SPORTS PHYSICIANS are responsible for the health and well being of athletes and treat athlete's injuries and illnesses. These physicians are generally practitioners in family practices or orthopedic surgeons. At the scholastic level, a sports physician is usually the school physician, as appointed by the school board. The college level team will usually have one or more full-time staff physicians. Many will have an orthopedic surgeon as well. Sports physicians treat the illnesses and medical problems that arise during the season, such as sprains, strains, fractures, dislocations, and contusions. Sports physicians may develop programs to help educate athletes to prevent or reduce sports or exercise related injuries.

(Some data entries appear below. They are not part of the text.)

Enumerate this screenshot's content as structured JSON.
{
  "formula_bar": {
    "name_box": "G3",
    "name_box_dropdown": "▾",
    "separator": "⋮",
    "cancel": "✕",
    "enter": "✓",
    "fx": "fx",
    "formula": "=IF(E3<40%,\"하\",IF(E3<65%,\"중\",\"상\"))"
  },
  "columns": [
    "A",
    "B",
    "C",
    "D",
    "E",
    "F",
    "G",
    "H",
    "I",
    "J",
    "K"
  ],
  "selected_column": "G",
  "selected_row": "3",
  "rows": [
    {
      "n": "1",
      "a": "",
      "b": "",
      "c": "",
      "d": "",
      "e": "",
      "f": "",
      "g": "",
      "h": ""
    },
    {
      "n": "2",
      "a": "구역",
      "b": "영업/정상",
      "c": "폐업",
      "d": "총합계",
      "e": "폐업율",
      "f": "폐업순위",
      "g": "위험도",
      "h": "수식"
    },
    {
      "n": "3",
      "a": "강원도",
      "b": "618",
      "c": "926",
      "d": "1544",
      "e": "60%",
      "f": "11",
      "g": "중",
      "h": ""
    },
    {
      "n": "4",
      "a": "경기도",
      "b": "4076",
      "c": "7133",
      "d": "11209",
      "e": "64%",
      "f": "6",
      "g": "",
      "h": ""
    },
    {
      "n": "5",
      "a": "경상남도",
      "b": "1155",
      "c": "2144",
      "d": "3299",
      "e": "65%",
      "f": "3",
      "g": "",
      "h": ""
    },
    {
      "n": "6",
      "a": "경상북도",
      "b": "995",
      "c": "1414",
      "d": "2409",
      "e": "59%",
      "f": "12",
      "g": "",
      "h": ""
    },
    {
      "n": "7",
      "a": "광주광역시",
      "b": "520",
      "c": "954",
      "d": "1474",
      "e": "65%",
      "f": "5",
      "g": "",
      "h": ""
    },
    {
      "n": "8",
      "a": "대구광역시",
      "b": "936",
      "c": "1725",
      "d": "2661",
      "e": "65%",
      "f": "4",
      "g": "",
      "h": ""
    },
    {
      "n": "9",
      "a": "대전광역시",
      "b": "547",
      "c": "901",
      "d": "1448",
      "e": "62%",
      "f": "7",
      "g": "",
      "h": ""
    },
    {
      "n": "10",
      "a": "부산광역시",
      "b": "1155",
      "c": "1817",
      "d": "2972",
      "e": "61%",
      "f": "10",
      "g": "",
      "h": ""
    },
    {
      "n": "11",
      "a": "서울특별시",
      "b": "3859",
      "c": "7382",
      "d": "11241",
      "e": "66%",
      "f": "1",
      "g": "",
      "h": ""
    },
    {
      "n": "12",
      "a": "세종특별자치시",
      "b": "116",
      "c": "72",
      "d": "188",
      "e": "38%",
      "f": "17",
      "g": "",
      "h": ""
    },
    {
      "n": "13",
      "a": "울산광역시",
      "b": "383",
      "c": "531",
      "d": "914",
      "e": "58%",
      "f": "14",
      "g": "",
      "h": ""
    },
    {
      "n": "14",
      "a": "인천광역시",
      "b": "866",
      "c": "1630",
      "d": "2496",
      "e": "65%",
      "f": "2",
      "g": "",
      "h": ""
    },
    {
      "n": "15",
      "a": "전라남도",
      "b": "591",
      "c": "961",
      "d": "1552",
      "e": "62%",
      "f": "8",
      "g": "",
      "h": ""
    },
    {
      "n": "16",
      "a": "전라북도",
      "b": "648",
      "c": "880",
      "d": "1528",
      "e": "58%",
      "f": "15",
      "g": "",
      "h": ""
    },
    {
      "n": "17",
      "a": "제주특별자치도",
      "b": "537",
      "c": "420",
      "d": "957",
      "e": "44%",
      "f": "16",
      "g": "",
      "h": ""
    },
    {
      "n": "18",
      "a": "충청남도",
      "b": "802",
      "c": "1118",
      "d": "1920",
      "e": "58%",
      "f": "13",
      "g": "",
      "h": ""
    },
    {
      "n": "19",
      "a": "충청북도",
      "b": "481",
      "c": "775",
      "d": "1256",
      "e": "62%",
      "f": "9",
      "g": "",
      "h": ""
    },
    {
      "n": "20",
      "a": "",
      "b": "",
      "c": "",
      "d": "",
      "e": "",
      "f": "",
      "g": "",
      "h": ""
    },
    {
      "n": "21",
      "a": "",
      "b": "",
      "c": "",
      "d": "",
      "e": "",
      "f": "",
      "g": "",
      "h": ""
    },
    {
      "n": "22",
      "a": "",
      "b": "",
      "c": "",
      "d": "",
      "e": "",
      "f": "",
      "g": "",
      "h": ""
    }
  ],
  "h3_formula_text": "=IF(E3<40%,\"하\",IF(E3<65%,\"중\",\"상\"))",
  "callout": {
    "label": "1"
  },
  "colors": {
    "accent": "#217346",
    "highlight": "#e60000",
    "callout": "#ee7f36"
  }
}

Salary, Size & Growth
- $171,500 average per year ($82.50 per hour)
- A medium occupation (97,800 workers in 2010)
- Expected to grow rapidly (2.2% per year)
It takes many years of education and training to become a SPORTS PHYSICIAN. To obtain a medical degree requires 4 years of undergraduate school, 4 years of medical school, and 3 to 8 years of internship and residency, depending on the specialty chosen. Premedical students must complete undergraduate work in physics, biology, mathematics, English, and inorganic and organic chemistry. All states require physicians to be licensed. Licensing requirements include graduation from an accredited medical school, passing a licensing examination, and from one to seven years of graduate medical education (internship and residency).